======== DATA TO EXAMINE ========

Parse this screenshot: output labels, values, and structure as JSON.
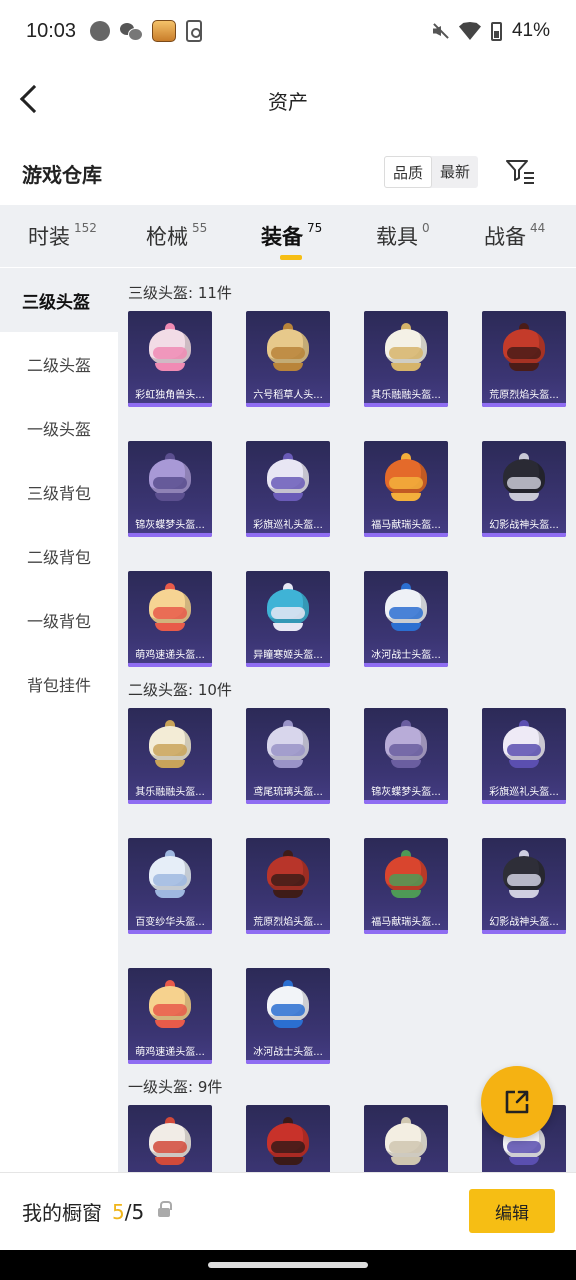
{
  "status_bar": {
    "time": "10:03",
    "battery": "41%",
    "icons": [
      "dot-icon",
      "wechat-icon",
      "game-icon",
      "phone-icon",
      "mute-icon",
      "wifi-icon",
      "battery-icon"
    ]
  },
  "header": {
    "title": "资产",
    "back_icon": "back-arrow-icon"
  },
  "warehouse": {
    "title": "游戏仓库",
    "sort_options": [
      "品质",
      "最新"
    ],
    "filter_icon": "filter-icon"
  },
  "tabs": [
    {
      "label": "时装",
      "count": "152"
    },
    {
      "label": "枪械",
      "count": "55"
    },
    {
      "label": "装备",
      "count": "75",
      "active": true
    },
    {
      "label": "载具",
      "count": "0"
    },
    {
      "label": "战备",
      "count": "44"
    }
  ],
  "side_nav": [
    {
      "label": "三级头盔",
      "active": true
    },
    {
      "label": "二级头盔"
    },
    {
      "label": "一级头盔"
    },
    {
      "label": "三级背包"
    },
    {
      "label": "二级背包"
    },
    {
      "label": "一级背包"
    },
    {
      "label": "背包挂件"
    }
  ],
  "sections": [
    {
      "title": "三级头盔: 11件",
      "items": [
        {
          "name": "彩虹独角兽头...",
          "color": "#f2dce6",
          "accent": "#f08bb4"
        },
        {
          "name": "六号稻草人头...",
          "color": "#e7c98b",
          "accent": "#b9843a"
        },
        {
          "name": "其乐融融头盔...",
          "color": "#f4f1e6",
          "accent": "#d6b46a"
        },
        {
          "name": "荒原烈焰头盔...",
          "color": "#c43b2a",
          "accent": "#4a1c18"
        },
        {
          "name": "锦灰蝶梦头盔...",
          "color": "#a899d6",
          "accent": "#5b4f8f"
        },
        {
          "name": "彩旗巡礼头盔...",
          "color": "#e8e6f4",
          "accent": "#6a5bb8"
        },
        {
          "name": "福马献瑞头盔...",
          "color": "#e46a2a",
          "accent": "#f3b03c"
        },
        {
          "name": "幻影战神头盔...",
          "color": "#2a2a34",
          "accent": "#c9c9d6"
        },
        {
          "name": "萌鸡速递头盔...",
          "color": "#f6d493",
          "accent": "#e85b4a"
        },
        {
          "name": "异瞳寒姬头盔...",
          "color": "#3fb3d6",
          "accent": "#e8e8f4"
        },
        {
          "name": "冰河战士头盔...",
          "color": "#eef1f6",
          "accent": "#2b6fd1"
        }
      ]
    },
    {
      "title": "二级头盔: 10件",
      "items": [
        {
          "name": "其乐融融头盔...",
          "color": "#f3ecd6",
          "accent": "#c9a45a"
        },
        {
          "name": "鸢尾琉璃头盔...",
          "color": "#d8d6ec",
          "accent": "#9a94c8"
        },
        {
          "name": "锦灰蝶梦头盔...",
          "color": "#b8acd8",
          "accent": "#6a5ea0"
        },
        {
          "name": "彩旗巡礼头盔...",
          "color": "#eeeaf6",
          "accent": "#5b4fb0"
        },
        {
          "name": "百变纱华头盔...",
          "color": "#e6eef8",
          "accent": "#9fb8e0"
        },
        {
          "name": "荒原烈焰头盔...",
          "color": "#b8352a",
          "accent": "#3e1c18"
        },
        {
          "name": "福马献瑞头盔...",
          "color": "#d9452e",
          "accent": "#4e9a56"
        },
        {
          "name": "幻影战神头盔...",
          "color": "#2e2e38",
          "accent": "#cfcfe0"
        },
        {
          "name": "萌鸡速递头盔...",
          "color": "#f6d28e",
          "accent": "#e85b4a"
        },
        {
          "name": "冰河战士头盔...",
          "color": "#f2f4f8",
          "accent": "#2b6fd1"
        }
      ]
    },
    {
      "title": "一级头盔: 9件",
      "items": [
        {
          "name": "",
          "color": "#f1ece6",
          "accent": "#d24a3a"
        },
        {
          "name": "",
          "color": "#c8322a",
          "accent": "#3a1a18"
        },
        {
          "name": "",
          "color": "#f3eee2",
          "accent": "#cfc6b0"
        },
        {
          "name": "",
          "color": "#f4f4f8",
          "accent": "#5a4fb0"
        }
      ]
    }
  ],
  "share_button": {
    "icon": "share-icon"
  },
  "bottom_bar": {
    "label": "我的橱窗",
    "count_current": "5",
    "count_total": "/5",
    "lock_icon": "lock-icon",
    "edit_label": "编辑"
  },
  "colors": {
    "accent": "#f6be14",
    "card_bg": "#332f66",
    "rarity": "#8f6df2"
  }
}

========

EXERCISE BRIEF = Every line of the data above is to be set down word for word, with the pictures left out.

EXPECTED OUTPUT =
Parse this screenshot: output labels, values, and structure as JSON.
{
  "status_bar": {
    "time": "10:03",
    "battery": "41%",
    "icons": [
      "dot-icon",
      "wechat-icon",
      "game-icon",
      "phone-icon",
      "mute-icon",
      "wifi-icon",
      "battery-icon"
    ]
  },
  "header": {
    "title": "资产",
    "back_icon": "back-arrow-icon"
  },
  "warehouse": {
    "title": "游戏仓库",
    "sort_options": [
      "品质",
      "最新"
    ],
    "filter_icon": "filter-icon"
  },
  "tabs": [
    {
      "label": "时装",
      "count": "152"
    },
    {
      "label": "枪械",
      "count": "55"
    },
    {
      "label": "装备",
      "count": "75",
      "active": true
    },
    {
      "label": "载具",
      "count": "0"
    },
    {
      "label": "战备",
      "count": "44"
    }
  ],
  "side_nav": [
    {
      "label": "三级头盔",
      "active": true
    },
    {
      "label": "二级头盔"
    },
    {
      "label": "一级头盔"
    },
    {
      "label": "三级背包"
    },
    {
      "label": "二级背包"
    },
    {
      "label": "一级背包"
    },
    {
      "label": "背包挂件"
    }
  ],
  "sections": [
    {
      "title": "三级头盔: 11件",
      "items": [
        {
          "name": "彩虹独角兽头...",
          "color": "#f2dce6",
          "accent": "#f08bb4"
        },
        {
          "name": "六号稻草人头...",
          "color": "#e7c98b",
          "accent": "#b9843a"
        },
        {
          "name": "其乐融融头盔...",
          "color": "#f4f1e6",
          "accent": "#d6b46a"
        },
        {
          "name": "荒原烈焰头盔...",
          "color": "#c43b2a",
          "accent": "#4a1c18"
        },
        {
          "name": "锦灰蝶梦头盔...",
          "color": "#a899d6",
          "accent": "#5b4f8f"
        },
        {
          "name": "彩旗巡礼头盔...",
          "color": "#e8e6f4",
          "accent": "#6a5bb8"
        },
        {
          "name": "福马献瑞头盔...",
          "color": "#e46a2a",
          "accent": "#f3b03c"
        },
        {
          "name": "幻影战神头盔...",
          "color": "#2a2a34",
          "accent": "#c9c9d6"
        },
        {
          "name": "萌鸡速递头盔...",
          "color": "#f6d493",
          "accent": "#e85b4a"
        },
        {
          "name": "异瞳寒姬头盔...",
          "color": "#3fb3d6",
          "accent": "#e8e8f4"
        },
        {
          "name": "冰河战士头盔...",
          "color": "#eef1f6",
          "accent": "#2b6fd1"
        }
      ]
    },
    {
      "title": "二级头盔: 10件",
      "items": [
        {
          "name": "其乐融融头盔...",
          "color": "#f3ecd6",
          "accent": "#c9a45a"
        },
        {
          "name": "鸢尾琉璃头盔...",
          "color": "#d8d6ec",
          "accent": "#9a94c8"
        },
        {
          "name": "锦灰蝶梦头盔...",
          "color": "#b8acd8",
          "accent": "#6a5ea0"
        },
        {
          "name": "彩旗巡礼头盔...",
          "color": "#eeeaf6",
          "accent": "#5b4fb0"
        },
        {
          "name": "百变纱华头盔...",
          "color": "#e6eef8",
          "accent": "#9fb8e0"
        },
        {
          "name": "荒原烈焰头盔...",
          "color": "#b8352a",
          "accent": "#3e1c18"
        },
        {
          "name": "福马献瑞头盔...",
          "color": "#d9452e",
          "accent": "#4e9a56"
        },
        {
          "name": "幻影战神头盔...",
          "color": "#2e2e38",
          "accent": "#cfcfe0"
        },
        {
          "name": "萌鸡速递头盔...",
          "color": "#f6d28e",
          "accent": "#e85b4a"
        },
        {
          "name": "冰河战士头盔...",
          "color": "#f2f4f8",
          "accent": "#2b6fd1"
        }
      ]
    },
    {
      "title": "一级头盔: 9件",
      "items": [
        {
          "name": "",
          "color": "#f1ece6",
          "accent": "#d24a3a"
        },
        {
          "name": "",
          "color": "#c8322a",
          "accent": "#3a1a18"
        },
        {
          "name": "",
          "color": "#f3eee2",
          "accent": "#cfc6b0"
        },
        {
          "name": "",
          "color": "#f4f4f8",
          "accent": "#5a4fb0"
        }
      ]
    }
  ],
  "share_button": {
    "icon": "share-icon"
  },
  "bottom_bar": {
    "label": "我的橱窗",
    "count_current": "5",
    "count_total": "/5",
    "lock_icon": "lock-icon",
    "edit_label": "编辑"
  },
  "colors": {
    "accent": "#f6be14",
    "card_bg": "#332f66",
    "rarity": "#8f6df2"
  }
}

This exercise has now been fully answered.